It was also pointed out that New Jersey, Washington state, and Washington, D.C. have no sales tax for electric vehicles and these advantages are not available when leasing.
One main motivation in doing this, said Musk, is he wanted to lower the barrier to entry to make the Model S affordable, and will personally guaranty the customer’s peace of mind.
“I’m essentially making myself fully liable for that,” Musk said and he added that he thinks the program to make the car available to a wider demographic “is the right thing to do.”
Under the program’s terms, after 36 months, the buyer has the right – but not the obligation – to sell back the Model S to Tesla for the same residual value percentage “as the iconic Mercedes S Class.”
Daimler is also a Tesla partner and investor, and Musk emphasized Tesla wants to eliminate any uncertainty among consumers in the prospect of buying a Model S.
The program is limited at this point to U.S. sales and is not to be confused with a lease. It is essentially a financing agreement in which the customer at 36 months can keep on paying for the five-and-a half year term, or not.
If the consumer wants out at 36 months, Musk said the buyer can “put” the car back to Tesla at a guaranteed number, or better.
“We will pay market rate,” Musk said, accounting for his belief that the Model S will be worth more than 43 percent in 36 months.

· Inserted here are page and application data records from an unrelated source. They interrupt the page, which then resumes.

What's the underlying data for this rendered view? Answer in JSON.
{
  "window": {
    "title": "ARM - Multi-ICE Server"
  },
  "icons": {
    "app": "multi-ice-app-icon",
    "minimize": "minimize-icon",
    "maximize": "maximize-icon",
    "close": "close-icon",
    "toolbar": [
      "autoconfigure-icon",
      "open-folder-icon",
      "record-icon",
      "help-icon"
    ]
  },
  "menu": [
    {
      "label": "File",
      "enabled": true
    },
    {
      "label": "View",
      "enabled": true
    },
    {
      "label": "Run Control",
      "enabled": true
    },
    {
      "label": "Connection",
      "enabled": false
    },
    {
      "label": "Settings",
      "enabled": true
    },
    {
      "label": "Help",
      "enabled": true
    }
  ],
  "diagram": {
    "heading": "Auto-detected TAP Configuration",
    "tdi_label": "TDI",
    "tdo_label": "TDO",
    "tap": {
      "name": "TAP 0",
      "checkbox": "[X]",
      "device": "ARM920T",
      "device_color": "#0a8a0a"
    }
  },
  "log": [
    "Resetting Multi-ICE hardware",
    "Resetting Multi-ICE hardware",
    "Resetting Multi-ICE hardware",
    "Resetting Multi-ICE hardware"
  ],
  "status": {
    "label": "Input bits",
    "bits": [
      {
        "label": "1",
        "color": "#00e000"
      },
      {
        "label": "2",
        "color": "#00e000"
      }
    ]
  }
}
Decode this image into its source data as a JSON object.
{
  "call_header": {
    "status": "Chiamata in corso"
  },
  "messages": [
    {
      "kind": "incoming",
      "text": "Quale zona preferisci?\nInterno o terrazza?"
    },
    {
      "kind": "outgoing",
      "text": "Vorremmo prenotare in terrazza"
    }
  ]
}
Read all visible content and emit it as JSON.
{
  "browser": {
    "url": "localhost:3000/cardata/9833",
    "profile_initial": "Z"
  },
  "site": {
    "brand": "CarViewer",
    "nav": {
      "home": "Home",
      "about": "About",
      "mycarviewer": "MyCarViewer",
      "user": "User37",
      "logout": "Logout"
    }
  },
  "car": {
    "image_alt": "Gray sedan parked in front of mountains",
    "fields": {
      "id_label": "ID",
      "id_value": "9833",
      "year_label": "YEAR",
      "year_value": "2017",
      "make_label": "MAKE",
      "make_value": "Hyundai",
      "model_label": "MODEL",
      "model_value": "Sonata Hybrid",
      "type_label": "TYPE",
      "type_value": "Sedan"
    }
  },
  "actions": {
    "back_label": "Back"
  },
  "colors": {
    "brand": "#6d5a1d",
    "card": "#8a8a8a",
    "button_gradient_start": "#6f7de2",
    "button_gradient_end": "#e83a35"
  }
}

A buyer also has the right to privately sell or trade the car at any time, and pay off the principle and get out of the deal.
If a buyer wishes to keep the car for the whole term, the buyer need do nothing but keep paying on the car.
Since Tesla is an innovative company with new products pending, and promises more development on its evolving technology, the program is also there as a convenient exit clause to assure buyers they will not be stuck with an undervalued EV.
Musk said he was accounting also for concerns that exist that Tesla Motors could fail, although indicators are not suggesting that this is likely.
He said most opinion makers who have postulated Tesla could go belly up do so not looking at the fundamentals, but base conjecture around facts including that no American automotive start up since Chrysler has survived.
Musk said he thinks Tesla has “a bright future,” and anyone who does due diligence and comes and sees the operation first hand goes away more convinced.
By reducing the financial barrier to entry, and wrapping it with assurances, Musk said Tesla expects a broader customer base to find the Model S affordable. He said he expects “at least half or maybe more” to go for the new program.
The program is not available to current reservation holders, however, and Musk said it is on a “go-forward basis” for new buyers.
The company already “doesn’t have a demand problem,” he said, referring to Tesla’s long waiting list of Model S customers. But he reiterated he wished to open up the potential for more people to get the car than under previous limits of either paying cash or buying with a conventional loan.
As mentioned above, Tesla has a “true cost of cost ownership” calculator on its Web site, and Musk said it should help people figure whether financing the car will work for them. Naturally also, further details are available from Tesla.